According to the “Captain”‘s plan, his expedition would shot documentaries in the countries it visited, and show them – for a price – on the next stop, together with a vaudeville show and some lecturing.
The “Lucky Young Woman” of the ad was supposed to appear in the movies and on stage, and become as a sort of mascotte/celebrity.
Wanderwell was looking for a brunette – because brunettes looked better on film.
What he got was a six-foot tall, 16-year old blonde.
He would not have occasion for complaints: along the way, during the next 7 years, Idris Hall – under her new stage name of Aloha Wanderwell (her mother had prohibited her to use the family name – to avoid scandals) – would be secretary, driver, cinematographer, actress, director, film editor, spokesperson, photographer, writer, seamstress, dancer, interpreter (she spoke five languages) and mechanic.

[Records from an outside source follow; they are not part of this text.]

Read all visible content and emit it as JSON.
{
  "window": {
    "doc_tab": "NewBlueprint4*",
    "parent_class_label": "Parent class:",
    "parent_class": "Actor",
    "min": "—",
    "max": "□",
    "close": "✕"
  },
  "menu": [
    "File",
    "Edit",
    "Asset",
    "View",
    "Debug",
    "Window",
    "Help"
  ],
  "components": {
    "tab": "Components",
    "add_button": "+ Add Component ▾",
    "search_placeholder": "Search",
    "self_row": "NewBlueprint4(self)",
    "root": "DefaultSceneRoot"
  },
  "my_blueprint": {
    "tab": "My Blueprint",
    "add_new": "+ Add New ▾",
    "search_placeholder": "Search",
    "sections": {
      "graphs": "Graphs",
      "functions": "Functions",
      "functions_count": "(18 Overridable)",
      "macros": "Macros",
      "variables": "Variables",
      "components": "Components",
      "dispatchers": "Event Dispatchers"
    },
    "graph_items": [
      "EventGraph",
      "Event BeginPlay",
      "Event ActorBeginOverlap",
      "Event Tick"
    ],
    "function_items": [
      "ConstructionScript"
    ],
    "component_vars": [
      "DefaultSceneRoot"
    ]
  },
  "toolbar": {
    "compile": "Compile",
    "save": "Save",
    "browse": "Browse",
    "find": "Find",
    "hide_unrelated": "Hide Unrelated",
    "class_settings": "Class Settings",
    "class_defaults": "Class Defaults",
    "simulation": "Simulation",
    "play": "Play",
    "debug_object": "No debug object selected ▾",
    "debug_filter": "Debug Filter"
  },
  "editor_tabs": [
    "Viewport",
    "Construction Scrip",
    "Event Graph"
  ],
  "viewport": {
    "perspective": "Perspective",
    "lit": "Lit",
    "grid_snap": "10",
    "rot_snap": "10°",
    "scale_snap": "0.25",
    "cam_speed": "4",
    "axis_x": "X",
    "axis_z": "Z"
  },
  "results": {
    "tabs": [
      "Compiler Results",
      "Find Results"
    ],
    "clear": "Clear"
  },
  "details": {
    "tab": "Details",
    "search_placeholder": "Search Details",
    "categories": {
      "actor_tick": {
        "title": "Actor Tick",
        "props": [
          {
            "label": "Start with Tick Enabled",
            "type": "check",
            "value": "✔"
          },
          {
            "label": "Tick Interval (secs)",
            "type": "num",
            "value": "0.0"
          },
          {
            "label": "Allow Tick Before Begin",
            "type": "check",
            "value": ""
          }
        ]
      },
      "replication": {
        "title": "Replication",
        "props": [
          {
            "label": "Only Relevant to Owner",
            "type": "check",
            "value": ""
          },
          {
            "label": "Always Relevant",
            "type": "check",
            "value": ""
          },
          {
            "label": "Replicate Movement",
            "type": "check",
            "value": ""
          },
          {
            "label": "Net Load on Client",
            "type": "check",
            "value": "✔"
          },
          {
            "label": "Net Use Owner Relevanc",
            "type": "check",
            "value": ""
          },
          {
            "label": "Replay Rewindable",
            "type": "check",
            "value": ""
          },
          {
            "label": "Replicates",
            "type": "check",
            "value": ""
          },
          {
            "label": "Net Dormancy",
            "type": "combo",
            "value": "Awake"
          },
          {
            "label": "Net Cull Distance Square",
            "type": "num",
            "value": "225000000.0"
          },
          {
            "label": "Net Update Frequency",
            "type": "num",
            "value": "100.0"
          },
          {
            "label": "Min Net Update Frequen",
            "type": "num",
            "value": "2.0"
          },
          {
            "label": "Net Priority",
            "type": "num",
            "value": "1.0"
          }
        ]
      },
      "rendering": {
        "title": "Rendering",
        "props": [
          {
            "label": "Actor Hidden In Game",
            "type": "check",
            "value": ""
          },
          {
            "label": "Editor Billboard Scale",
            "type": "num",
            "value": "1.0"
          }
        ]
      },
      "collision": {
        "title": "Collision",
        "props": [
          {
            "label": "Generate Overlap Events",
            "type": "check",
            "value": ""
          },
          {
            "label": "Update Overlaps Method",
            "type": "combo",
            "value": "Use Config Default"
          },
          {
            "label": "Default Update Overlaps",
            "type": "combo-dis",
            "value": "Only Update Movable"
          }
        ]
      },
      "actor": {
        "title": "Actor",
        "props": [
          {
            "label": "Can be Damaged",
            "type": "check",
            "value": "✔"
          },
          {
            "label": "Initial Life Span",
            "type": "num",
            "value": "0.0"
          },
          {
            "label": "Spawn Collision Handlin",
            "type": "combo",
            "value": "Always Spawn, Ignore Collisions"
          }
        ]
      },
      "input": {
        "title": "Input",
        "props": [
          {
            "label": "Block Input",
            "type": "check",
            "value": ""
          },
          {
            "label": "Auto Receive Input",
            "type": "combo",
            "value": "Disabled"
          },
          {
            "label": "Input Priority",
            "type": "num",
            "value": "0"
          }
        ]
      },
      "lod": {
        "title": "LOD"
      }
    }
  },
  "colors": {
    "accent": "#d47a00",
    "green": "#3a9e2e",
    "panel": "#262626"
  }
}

She put together a respectable curriculum…
She was the first woman to drive around the globe in a Ford Model-T – at age 16 – covering over 380,000 miles and visiting over 80 countries.
She flew across India and did the Cape Town to the Nile run, and was the first woman to fly over (or into, as we’ll see) Brazil’s Mato Grosso – shooting the first film of the Bororo people of Brazil.
She was (probably) a member of the French Foreign Legion and (certainly) of the Women’s International Association of Aviators.
During the expedition she also directed/wrote/edited a movie called Car and Camera Around the World – the first of twelve documentaries she would shoot in her career.
Once the world tour was over, Aloha and the “Captain” sought more adventures.
While flying over Mato Grosso in 1930, looking for traces of the missing the Fawcett expedition, the Wanderwells (Aloha and the Cap by that time had married, and had a daughter), crashed in the jungle.
The “Captain” embarked on a jungle crossing mission to reach civilization and get help, while Aloha remained behind, a guest of the Bororo tribe.
She made a movie of her experience, Last of the Bororos – one of the three movies shot for the Amazonian expedition.
In 1932, Walter Wanderwell was killed by person(s) unknown while on the yacht he had purchased for the next adventure. The murder, that took place in Laguna Beach, California, was never solved, and it cast a dark shadow on the popular widow. Gossip was rife. The fact that she later married her young cameraman did not make things easier. And yet Aloha kept going.
Now called Aloha Wanderwell Baker, she continued her travels, shot more film and visited – among other places – Indochina and parts east.
In 1939 she published Aloha Wanderwell, Call to Adventure, telling the story of her early globetrotting years. The book was also designed to bring her back in the public’s graces.
The volume (currently available as an ebook, and highly recommended) paints a heroic image of Aloha, and is a weird mix of keen observation and dispassionate, almost haughty detachment. Aloha appears singularly focused on her desire to travel the world, and she is a good writer when it comes to provide color and local detail – even at the risk of appearing cold in her precision.
She lacks, to make a probably unfair comparison, Rosita Forbes‘ wit and grace, but she more than makes up for this by piling adventure upon adventure. Some of the incidents – starting with Aloha booking a fourth-class berth on a ship loaded with French Legionaries in Marseille to reach the rest of the Wanderwell expedition in Egypt – are certainly a sign that the young woman was made of strong stuff.
Finally, Aloha Wanderwell settled in Ohio, and later moved with her husband to California.
Her last public lecture was in 1982.
She died in 1996.
While we can accept that some of Aloha’s myth was an accurately designed fantasy, part of her late husband’s marketing machine, her achievements are real and her stature as an early-20th-century adventuress undisputed.
And it sort of makes me wonder what changed in these 100 years – if we changed, or the world, or both. Can you imagine, today, a 16 years old girl joining a caravan of cars for destination unknown?
But maybe this sort of stuff does still happen, and our grandchildren will read about in in books, and wonder as we do.
ADDENDUM: in case you’re interested, here’s this interesting Aloha Wanderwell Timeline on Pinterest…